= What is being asked =
Give the number of lines in the records below that contain the word "title". State only that number.

Data entries
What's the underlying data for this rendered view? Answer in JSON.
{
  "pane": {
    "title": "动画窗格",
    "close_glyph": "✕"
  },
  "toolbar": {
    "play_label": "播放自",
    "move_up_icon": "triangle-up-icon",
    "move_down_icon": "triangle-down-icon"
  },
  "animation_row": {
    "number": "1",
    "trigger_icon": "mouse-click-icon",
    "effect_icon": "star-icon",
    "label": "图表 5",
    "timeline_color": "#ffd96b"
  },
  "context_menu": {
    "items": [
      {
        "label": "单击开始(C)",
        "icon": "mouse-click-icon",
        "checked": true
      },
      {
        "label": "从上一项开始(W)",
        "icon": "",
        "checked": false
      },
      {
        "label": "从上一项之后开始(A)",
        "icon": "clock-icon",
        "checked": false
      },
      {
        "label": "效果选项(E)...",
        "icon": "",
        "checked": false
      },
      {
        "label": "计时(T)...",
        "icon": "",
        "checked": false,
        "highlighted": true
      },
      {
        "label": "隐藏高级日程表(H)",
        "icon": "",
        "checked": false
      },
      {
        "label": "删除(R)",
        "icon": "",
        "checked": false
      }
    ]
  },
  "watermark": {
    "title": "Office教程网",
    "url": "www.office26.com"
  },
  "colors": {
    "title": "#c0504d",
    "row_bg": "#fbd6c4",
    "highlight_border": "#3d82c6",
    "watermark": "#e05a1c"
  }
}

= Solution for this task =
3